Segment Open

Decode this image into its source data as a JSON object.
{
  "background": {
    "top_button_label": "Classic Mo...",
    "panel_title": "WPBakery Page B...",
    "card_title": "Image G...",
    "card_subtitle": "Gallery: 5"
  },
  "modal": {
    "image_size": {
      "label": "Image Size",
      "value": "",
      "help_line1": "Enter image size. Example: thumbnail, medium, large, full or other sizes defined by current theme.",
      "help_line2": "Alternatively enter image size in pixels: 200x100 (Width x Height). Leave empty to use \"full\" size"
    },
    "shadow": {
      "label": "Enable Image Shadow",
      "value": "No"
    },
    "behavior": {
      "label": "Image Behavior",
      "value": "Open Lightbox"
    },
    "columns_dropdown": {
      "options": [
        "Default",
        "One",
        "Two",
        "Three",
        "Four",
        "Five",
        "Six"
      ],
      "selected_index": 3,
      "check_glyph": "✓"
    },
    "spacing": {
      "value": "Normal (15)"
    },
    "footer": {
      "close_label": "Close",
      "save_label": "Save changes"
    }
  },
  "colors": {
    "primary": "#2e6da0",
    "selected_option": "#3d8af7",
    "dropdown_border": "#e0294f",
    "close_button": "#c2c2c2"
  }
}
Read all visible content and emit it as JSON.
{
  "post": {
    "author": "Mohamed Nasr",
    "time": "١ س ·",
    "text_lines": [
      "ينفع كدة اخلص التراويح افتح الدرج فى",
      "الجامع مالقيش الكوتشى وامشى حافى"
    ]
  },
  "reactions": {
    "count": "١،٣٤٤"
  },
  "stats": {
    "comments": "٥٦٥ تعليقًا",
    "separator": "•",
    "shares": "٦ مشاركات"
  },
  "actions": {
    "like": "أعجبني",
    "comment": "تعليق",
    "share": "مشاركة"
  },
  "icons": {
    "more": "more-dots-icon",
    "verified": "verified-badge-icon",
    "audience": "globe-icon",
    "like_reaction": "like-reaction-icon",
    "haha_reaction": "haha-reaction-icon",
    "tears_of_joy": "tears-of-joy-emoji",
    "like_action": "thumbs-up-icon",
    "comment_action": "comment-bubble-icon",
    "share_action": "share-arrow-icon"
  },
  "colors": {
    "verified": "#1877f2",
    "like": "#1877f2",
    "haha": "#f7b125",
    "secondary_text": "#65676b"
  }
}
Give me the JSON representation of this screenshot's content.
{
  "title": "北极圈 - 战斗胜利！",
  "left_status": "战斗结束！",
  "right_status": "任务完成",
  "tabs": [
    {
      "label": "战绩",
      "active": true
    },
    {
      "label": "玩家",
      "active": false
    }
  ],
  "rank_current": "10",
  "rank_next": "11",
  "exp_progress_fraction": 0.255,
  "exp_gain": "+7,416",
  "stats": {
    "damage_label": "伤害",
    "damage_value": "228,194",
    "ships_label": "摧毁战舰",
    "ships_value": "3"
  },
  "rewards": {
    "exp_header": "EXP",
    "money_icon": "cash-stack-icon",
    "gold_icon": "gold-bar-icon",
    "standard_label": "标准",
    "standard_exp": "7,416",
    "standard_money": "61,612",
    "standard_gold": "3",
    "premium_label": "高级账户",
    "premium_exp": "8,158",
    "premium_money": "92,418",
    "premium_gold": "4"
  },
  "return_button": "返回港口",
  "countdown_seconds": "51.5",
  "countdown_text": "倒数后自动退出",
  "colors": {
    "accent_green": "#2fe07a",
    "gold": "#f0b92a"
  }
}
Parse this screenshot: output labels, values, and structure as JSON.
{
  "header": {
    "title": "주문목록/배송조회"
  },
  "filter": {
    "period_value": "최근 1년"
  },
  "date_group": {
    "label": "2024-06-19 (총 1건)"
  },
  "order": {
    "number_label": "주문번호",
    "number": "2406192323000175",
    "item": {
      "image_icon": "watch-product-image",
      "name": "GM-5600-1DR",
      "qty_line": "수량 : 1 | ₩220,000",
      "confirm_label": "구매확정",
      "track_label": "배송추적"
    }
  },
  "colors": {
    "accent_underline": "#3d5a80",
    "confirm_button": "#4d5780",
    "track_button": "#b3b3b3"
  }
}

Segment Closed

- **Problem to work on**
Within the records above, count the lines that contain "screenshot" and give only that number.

- **Answer box**
2